In our consulting and system design capacity, we focus on solutions and specifications that are agnostic to specific technology providers. We undertake rigorous due diligence to determine the performance of clean technologies across the dynamic sustainability marketplace. To learn more about solar power and other clean tech partnerships, Contact Energy Intelligence team.
Here is an example of some Solar Power News in Aeizona:
Arizona's iconic desert landscape has plenty of sky blue days with enough sunshine to generate power for anything and everything, enough to power every community in the Valley for a year.
Arizona has more than 300 days of sunshine annually, 12 percent more of it than 30 years ago, thanks to climate change.
For most Arizonans it's a case of sunshine, sunshine everywhere, and not a drop to power their homes.
Barely 8 percent of the energy powering the Grand Canyon State comes from the sun's rays.
By that calculation, Massachusetts harnesses more sunlight than Arizona, with 20 percent of that state's power generation stemming from solar despite having 197 sunny days each year, below the national average.
Arizona is a top generator of solar power, but it doesn't trickle down to the residential electric customers because a quarter of it is sold to utilities in other states, especially Nevada and California.

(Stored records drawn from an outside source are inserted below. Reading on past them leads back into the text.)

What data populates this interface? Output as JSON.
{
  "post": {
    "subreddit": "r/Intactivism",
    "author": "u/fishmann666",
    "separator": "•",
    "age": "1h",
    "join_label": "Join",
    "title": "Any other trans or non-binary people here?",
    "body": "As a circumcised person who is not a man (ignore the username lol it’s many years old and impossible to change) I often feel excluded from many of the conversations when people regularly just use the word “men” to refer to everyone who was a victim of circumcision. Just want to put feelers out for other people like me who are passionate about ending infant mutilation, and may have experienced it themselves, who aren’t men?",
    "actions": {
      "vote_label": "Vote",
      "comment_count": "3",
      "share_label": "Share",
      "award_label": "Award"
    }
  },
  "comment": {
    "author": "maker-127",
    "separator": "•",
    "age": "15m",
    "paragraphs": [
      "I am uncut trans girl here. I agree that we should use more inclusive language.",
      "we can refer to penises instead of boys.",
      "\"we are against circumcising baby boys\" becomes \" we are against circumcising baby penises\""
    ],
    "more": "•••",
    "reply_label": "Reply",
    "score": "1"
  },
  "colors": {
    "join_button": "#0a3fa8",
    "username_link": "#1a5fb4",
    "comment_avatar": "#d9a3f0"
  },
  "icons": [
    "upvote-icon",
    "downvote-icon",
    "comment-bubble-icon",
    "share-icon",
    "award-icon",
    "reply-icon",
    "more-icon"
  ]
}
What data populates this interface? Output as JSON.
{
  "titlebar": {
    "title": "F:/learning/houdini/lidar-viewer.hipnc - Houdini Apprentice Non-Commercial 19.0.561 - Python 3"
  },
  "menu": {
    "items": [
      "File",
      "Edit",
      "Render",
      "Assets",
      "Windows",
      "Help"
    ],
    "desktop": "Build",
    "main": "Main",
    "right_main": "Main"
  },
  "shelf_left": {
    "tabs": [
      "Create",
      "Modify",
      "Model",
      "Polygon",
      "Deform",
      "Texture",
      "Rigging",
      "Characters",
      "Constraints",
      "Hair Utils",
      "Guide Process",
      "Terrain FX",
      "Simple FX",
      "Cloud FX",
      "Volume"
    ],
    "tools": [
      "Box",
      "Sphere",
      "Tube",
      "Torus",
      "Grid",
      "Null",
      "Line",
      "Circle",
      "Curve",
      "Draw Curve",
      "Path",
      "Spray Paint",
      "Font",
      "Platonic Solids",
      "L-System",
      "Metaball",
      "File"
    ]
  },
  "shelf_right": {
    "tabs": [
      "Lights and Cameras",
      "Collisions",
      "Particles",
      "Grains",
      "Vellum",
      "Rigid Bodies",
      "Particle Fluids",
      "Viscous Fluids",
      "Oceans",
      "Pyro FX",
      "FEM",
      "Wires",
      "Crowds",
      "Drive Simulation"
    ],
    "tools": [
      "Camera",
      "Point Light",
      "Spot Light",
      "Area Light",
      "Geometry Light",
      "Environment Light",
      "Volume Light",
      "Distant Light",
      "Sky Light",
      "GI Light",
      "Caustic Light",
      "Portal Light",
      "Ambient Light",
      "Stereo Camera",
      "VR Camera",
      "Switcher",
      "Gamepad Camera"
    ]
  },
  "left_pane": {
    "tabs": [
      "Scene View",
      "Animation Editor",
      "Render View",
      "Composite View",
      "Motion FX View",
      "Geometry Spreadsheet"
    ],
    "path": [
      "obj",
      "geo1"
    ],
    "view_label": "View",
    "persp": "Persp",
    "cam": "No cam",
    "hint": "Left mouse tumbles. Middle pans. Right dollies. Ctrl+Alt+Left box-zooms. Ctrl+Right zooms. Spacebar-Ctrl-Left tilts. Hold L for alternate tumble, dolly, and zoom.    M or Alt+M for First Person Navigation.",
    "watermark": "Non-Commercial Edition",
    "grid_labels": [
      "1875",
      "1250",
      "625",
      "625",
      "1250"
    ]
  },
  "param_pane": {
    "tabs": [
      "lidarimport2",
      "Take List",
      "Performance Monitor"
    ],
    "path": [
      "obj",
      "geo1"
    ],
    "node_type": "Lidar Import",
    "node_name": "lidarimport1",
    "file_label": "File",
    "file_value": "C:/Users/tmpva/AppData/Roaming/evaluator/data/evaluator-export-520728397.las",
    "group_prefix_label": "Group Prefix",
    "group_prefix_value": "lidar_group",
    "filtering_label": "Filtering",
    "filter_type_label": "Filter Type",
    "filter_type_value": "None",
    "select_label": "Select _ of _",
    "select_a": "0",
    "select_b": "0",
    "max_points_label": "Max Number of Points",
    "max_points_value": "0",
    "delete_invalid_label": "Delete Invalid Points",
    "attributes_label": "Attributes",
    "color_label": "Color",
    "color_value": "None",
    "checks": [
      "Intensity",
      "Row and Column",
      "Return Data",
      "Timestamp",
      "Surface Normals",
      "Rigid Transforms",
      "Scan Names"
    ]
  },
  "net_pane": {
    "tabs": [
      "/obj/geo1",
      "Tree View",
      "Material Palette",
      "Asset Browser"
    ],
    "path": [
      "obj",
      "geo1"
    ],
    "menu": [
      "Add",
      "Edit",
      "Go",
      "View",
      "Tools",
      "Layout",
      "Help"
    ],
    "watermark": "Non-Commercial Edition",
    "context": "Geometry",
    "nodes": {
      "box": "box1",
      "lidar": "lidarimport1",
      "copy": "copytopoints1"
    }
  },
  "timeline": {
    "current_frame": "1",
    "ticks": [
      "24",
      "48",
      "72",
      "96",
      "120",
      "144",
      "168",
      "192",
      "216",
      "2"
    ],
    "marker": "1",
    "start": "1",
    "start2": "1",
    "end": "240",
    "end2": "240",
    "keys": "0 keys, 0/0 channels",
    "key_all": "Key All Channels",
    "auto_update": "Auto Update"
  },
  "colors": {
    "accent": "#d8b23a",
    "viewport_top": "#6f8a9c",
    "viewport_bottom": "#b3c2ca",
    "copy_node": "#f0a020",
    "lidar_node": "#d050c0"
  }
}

When individuals try to break free of the utility company's grip over their electric bill by installing solar it can be a difficult hurdle to jump. That's by design, advocates claim.
"In Arizona, people understand that solar is here. They understand that solar works," said Bret Fanshaw, director of Solar United Neighbors of Arizona.
"They largely want solar. But they can't get it."
Fanshaw heads up Arizona's chapter of a national nonprofit based in Washington, D.C., that advocates for an equitable energy system with rooftop solar as the cornerstone.
Advocates, industry workers, consumers, and even courts largely agree that Arizona's energy system is far from equitable.
According to a recent federal appeals court decision, utility companies such as the Tempe-based Salt River Project may be held liable for antitrust violations such as price-fixing solar products.
Arizonans seeking energy independence by way of rooftop solar were robbed of the chance to control their electric bill, advocates argued.
Judge Eric D. Miller affirmed that SRP "unlawfully discriminated against customers with solar-energy systems and was designed to stifle competition in the electricity market."